C (the formula is strictly only valid up to 100
o
C, but used up to 150
o
C in this context):
µ
w
T
c
T
c
T
·
−
− − − +
100210 10
3
1327220 0001053 20
2
105
, ( )
( , ( ) , ( ) )/( )
(Ns/m
2
)
For the medium viscosity oil at 60
o
C , R is equal to 0,42.
CO
2
corrosion rate calculation model M506
________________________________________________________ Rev. 1, J une 1998
NORSOK standard Page 18 of 18
9 INFORMATIVE REFERENCES
/1/ A. Dugstad, L. Lunde, K.Videm “Parametric study of CO
2
corrosion of carbon steel” NACE
Corrosion94 paper No 14.
/2/ C. de Waard, U. Lotz, D.E.Milliams "Predictive model for CO
2
Corrosion engineering in wet
natural gas pipelines", Corrosion December 1991 pp. 976
/3/ Guidelines on materials requirement for carbon and low alloy steels for H
2
Scontaining
environments in oil and gas production, European Federation of corrosion publication number
16, the Institute of Materials, 1995
/4/ D. A. Palmer and R. V. Eldik, Chem. Rev., Vol. 83, p. 651, 1983.
/5/ IUPAC: Chemical Data Series No 21. Stability constants of MetalIon Complexes. Par A:
Inorganic ligands. Pergamon Press.
/6/ J . E. Oddo and M. B. Tomson, "Simplified Calculation of CaCO
3
Saturation at High
Temperatures and Pressures in Brine Solutions". SPE of AIME, pp. 1583, 1982.
/7/ P. Delahay, “Implication of the Kinetics of Ionic Dissociation with regard to some
Electrochemical Processapplication to Polarography.” I.Am.Chem.Sic, 74, 1952 pp 3497.
/8/ D. R. Lide, “CRC Handbook of Chemistry and Physics” 66
th
edition, CRC Press Inc. 1985
1986
/9/ A. E. Dukler, M. Wicks III, R.G. Cleveland, Frictional pressure drop in two phase flow. An
approach through similarity analysis, A.I.Ch.E. J ournal, Vol. 10, No 1, J anuary 1964
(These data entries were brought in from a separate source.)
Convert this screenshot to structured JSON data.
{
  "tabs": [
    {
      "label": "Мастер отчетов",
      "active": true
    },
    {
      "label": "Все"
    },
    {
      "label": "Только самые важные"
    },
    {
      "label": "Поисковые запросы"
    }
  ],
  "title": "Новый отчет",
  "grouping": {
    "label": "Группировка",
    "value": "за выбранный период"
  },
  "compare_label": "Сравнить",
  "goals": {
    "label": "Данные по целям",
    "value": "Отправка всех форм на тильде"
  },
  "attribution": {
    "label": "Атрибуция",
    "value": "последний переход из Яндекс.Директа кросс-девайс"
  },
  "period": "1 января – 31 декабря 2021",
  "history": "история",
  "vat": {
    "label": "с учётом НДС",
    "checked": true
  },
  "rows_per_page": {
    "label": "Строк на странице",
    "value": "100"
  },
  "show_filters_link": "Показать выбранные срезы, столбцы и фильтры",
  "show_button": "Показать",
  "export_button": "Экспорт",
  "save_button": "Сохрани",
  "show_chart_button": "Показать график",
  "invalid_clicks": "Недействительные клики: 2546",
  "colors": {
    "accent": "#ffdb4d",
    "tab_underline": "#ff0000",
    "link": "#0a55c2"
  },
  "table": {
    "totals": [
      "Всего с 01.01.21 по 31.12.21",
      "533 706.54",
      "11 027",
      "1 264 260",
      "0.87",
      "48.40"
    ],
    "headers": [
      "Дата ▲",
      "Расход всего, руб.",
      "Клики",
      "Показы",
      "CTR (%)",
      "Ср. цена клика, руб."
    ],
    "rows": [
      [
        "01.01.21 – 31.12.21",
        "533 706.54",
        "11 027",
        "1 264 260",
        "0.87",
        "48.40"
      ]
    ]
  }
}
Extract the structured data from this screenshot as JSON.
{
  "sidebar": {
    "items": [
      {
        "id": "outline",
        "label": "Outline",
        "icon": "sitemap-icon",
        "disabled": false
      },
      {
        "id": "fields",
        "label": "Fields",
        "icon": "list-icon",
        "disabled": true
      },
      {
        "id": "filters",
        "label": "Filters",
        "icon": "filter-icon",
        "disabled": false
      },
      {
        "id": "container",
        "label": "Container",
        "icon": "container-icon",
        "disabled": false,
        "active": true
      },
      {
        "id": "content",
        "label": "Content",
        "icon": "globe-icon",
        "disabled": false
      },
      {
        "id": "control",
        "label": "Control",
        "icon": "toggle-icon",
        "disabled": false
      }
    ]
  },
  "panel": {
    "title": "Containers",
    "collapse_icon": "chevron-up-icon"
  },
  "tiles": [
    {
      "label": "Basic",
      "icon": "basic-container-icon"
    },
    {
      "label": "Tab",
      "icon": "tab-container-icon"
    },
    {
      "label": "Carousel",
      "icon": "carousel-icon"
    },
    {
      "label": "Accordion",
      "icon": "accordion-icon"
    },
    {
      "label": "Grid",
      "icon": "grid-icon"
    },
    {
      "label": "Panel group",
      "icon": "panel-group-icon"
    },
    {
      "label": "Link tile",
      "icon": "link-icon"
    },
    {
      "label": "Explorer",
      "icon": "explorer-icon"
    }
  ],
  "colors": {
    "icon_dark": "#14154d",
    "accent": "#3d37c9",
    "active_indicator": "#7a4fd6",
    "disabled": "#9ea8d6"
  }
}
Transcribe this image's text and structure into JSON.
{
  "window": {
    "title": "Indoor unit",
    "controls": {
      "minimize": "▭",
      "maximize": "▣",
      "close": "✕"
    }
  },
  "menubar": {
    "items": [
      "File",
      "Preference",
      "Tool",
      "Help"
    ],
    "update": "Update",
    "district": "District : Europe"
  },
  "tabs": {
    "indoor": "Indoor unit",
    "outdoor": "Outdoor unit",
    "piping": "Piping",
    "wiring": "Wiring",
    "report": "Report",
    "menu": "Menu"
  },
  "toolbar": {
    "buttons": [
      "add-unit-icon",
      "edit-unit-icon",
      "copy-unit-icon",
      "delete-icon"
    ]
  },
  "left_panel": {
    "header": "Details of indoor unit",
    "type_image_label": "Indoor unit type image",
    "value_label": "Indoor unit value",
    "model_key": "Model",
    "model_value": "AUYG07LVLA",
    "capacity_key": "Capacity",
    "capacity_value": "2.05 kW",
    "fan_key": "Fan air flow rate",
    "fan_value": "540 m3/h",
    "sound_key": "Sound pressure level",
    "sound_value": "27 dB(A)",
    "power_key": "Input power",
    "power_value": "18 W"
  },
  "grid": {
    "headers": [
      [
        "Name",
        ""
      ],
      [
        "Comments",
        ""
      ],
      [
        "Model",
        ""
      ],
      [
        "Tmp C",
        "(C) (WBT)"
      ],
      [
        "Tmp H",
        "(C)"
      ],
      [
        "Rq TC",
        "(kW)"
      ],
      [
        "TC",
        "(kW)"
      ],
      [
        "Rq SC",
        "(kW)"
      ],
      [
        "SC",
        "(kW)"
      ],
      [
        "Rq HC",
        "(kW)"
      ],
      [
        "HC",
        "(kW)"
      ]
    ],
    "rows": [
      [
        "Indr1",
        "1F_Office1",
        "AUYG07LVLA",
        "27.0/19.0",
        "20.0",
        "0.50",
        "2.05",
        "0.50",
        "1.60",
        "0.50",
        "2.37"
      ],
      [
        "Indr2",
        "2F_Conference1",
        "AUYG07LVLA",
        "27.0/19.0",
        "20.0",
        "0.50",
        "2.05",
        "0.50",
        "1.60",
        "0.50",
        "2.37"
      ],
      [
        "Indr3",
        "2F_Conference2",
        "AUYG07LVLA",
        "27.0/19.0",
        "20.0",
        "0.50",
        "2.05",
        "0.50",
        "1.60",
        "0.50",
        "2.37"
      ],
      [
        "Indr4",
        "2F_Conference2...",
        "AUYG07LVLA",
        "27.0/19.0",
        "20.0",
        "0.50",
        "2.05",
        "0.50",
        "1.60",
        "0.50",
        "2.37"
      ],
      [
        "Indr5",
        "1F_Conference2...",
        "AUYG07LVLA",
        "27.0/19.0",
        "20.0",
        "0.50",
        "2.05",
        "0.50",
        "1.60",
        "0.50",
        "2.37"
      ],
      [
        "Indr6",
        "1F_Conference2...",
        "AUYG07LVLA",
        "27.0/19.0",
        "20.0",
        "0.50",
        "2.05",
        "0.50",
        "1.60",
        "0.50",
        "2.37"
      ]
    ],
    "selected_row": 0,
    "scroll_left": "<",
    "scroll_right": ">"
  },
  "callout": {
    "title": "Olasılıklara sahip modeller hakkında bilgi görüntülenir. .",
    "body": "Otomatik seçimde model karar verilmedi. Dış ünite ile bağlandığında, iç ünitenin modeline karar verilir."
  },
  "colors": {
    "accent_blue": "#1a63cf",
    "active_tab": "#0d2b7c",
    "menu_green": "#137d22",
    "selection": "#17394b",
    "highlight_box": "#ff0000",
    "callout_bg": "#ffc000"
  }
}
/10/ H. Kvandal, T. Søntvedt, Frictional pressure loss for stable oilwater emulsions in pipeflow.
Symposium on two phase flow modelling and experimentation, Rome 1995.